### EXERCISE INPUT

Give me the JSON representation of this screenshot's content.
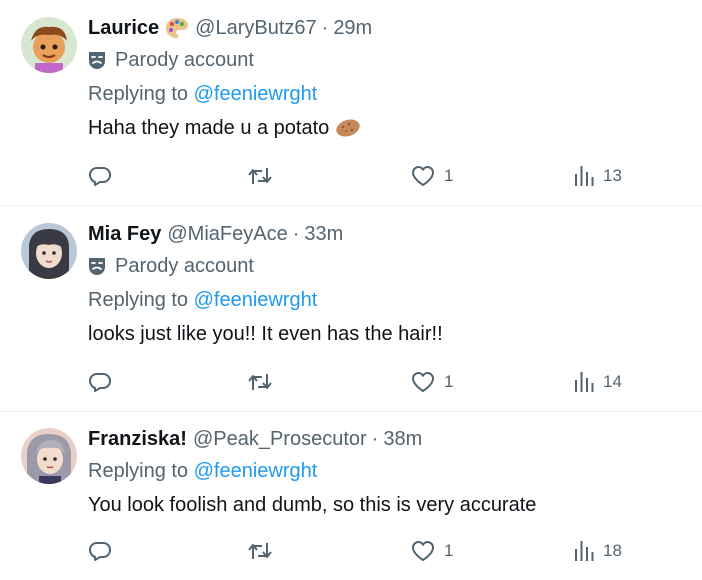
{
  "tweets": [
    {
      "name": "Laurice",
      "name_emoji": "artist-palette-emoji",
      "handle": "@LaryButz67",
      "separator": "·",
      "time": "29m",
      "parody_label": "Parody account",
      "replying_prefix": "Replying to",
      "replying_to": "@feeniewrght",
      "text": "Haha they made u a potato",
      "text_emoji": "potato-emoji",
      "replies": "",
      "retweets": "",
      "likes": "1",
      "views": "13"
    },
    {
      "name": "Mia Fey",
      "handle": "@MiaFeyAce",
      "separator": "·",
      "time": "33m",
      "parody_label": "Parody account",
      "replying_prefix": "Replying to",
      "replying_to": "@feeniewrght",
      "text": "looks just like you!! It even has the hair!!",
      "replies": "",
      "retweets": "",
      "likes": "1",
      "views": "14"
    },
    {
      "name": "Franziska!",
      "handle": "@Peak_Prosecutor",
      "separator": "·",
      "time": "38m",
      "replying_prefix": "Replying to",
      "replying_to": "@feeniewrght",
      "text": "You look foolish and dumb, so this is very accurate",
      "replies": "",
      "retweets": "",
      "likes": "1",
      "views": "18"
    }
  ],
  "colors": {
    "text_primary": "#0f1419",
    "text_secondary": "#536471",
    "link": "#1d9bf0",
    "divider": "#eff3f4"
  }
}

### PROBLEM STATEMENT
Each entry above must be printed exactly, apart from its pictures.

### RESULT OF THE TASK
Give me the JSON representation of this screenshot's content.
{
  "tweets": [
    {
      "name": "Laurice",
      "name_emoji": "artist-palette-emoji",
      "handle": "@LaryButz67",
      "separator": "·",
      "time": "29m",
      "parody_label": "Parody account",
      "replying_prefix": "Replying to",
      "replying_to": "@feeniewrght",
      "text": "Haha they made u a potato",
      "text_emoji": "potato-emoji",
      "replies": "",
      "retweets": "",
      "likes": "1",
      "views": "13"
    },
    {
      "name": "Mia Fey",
      "handle": "@MiaFeyAce",
      "separator": "·",
      "time": "33m",
      "parody_label": "Parody account",
      "replying_prefix": "Replying to",
      "replying_to": "@feeniewrght",
      "text": "looks just like you!! It even has the hair!!",
      "replies": "",
      "retweets": "",
      "likes": "1",
      "views": "14"
    },
    {
      "name": "Franziska!",
      "handle": "@Peak_Prosecutor",
      "separator": "·",
      "time": "38m",
      "replying_prefix": "Replying to",
      "replying_to": "@feeniewrght",
      "text": "You look foolish and dumb, so this is very accurate",
      "replies": "",
      "retweets": "",
      "likes": "1",
      "views": "18"
    }
  ],
  "colors": {
    "text_primary": "#0f1419",
    "text_secondary": "#536471",
    "link": "#1d9bf0",
    "divider": "#eff3f4"
  }
}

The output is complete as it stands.